Work to be completed –
Lines holding the string "value" in the listing below are to be copied.

━━ Dataset content ━━

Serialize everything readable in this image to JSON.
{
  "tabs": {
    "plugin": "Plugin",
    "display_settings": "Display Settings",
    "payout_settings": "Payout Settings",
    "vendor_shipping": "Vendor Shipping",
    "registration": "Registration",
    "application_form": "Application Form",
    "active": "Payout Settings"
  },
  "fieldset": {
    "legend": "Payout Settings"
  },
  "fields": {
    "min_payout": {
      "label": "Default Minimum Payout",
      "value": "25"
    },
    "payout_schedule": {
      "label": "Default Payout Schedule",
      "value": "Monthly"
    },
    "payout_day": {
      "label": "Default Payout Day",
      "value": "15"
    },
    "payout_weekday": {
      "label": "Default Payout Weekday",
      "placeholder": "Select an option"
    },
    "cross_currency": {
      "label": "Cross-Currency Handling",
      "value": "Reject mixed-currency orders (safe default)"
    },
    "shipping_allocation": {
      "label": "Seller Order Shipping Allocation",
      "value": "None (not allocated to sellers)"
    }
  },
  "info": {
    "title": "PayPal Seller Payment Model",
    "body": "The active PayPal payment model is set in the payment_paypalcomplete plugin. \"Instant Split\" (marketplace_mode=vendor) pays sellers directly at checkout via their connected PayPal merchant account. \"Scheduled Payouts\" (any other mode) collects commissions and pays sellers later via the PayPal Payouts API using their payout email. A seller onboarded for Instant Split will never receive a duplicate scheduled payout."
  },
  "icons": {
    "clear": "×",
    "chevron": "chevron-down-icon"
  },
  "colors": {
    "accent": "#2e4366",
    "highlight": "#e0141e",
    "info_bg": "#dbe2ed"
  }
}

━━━

Output –
      "value": "25"
      "value": "Monthly"
      "value": "15"
      "value": "Reject mixed-currency orders (safe default)"
      "value": "None (not allocated to sellers)"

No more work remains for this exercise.